§ DATA IN THIS EXERCISE:

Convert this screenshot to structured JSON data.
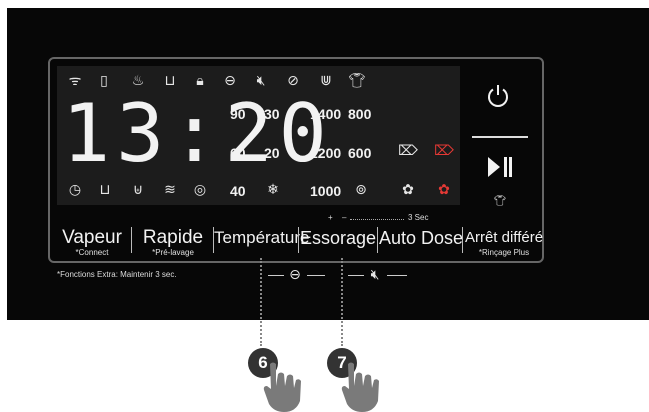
{
  "display": {
    "time": "13:20",
    "status_icons_top": [
      "wifi-icon",
      "phone-icon",
      "steam-icon",
      "tub-icon",
      "lock-icon",
      "no-crease-icon",
      "mute-icon",
      "timer-icon",
      "basin-icon",
      "shirt-icon"
    ],
    "status_icons_bottom": [
      "clock-icon",
      "prewash-icon",
      "main-wash-icon",
      "rinse-icon",
      "spin-icon"
    ],
    "temperatures": [
      "90",
      "30",
      "60",
      "20",
      "40"
    ],
    "spin_speeds": [
      "1400",
      "800",
      "1200",
      "600",
      "1000"
    ]
  },
  "buttons": {
    "vapeur": "Vapeur",
    "vapeur_sub": "*Connect",
    "rapide": "Rapide",
    "rapide_sub": "*Pré-lavage",
    "temperature": "Température",
    "essorage": "Essorage",
    "auto_dose": "Auto Dose",
    "arret": "Arrêt différé",
    "arret_sub": "*Rinçage Plus"
  },
  "combo_hint": {
    "plus": "+",
    "minus": "–",
    "duration": "3 Sec"
  },
  "footnote": "*Fonctions Extra: Maintenir 3 sec.",
  "steps": {
    "step6": "6",
    "step7": "7"
  },
  "colors": {
    "panel": "#070707",
    "display": "#1c1c1c",
    "accent_red": "#e53935",
    "badge": "#333333",
    "hand": "#7a7a7a"
  }
}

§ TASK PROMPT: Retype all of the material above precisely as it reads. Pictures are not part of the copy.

§ RESULT OF THIS EXERCISE:
Convert this screenshot to structured JSON data.
{
  "display": {
    "time": "13:20",
    "status_icons_top": [
      "wifi-icon",
      "phone-icon",
      "steam-icon",
      "tub-icon",
      "lock-icon",
      "no-crease-icon",
      "mute-icon",
      "timer-icon",
      "basin-icon",
      "shirt-icon"
    ],
    "status_icons_bottom": [
      "clock-icon",
      "prewash-icon",
      "main-wash-icon",
      "rinse-icon",
      "spin-icon"
    ],
    "temperatures": [
      "90",
      "30",
      "60",
      "20",
      "40"
    ],
    "spin_speeds": [
      "1400",
      "800",
      "1200",
      "600",
      "1000"
    ]
  },
  "buttons": {
    "vapeur": "Vapeur",
    "vapeur_sub": "*Connect",
    "rapide": "Rapide",
    "rapide_sub": "*Pré-lavage",
    "temperature": "Température",
    "essorage": "Essorage",
    "auto_dose": "Auto Dose",
    "arret": "Arrêt différé",
    "arret_sub": "*Rinçage Plus"
  },
  "combo_hint": {
    "plus": "+",
    "minus": "–",
    "duration": "3 Sec"
  },
  "footnote": "*Fonctions Extra: Maintenir 3 sec.",
  "steps": {
    "step6": "6",
    "step7": "7"
  },
  "colors": {
    "panel": "#070707",
    "display": "#1c1c1c",
    "accent_red": "#e53935",
    "badge": "#333333",
    "hand": "#7a7a7a"
  }
}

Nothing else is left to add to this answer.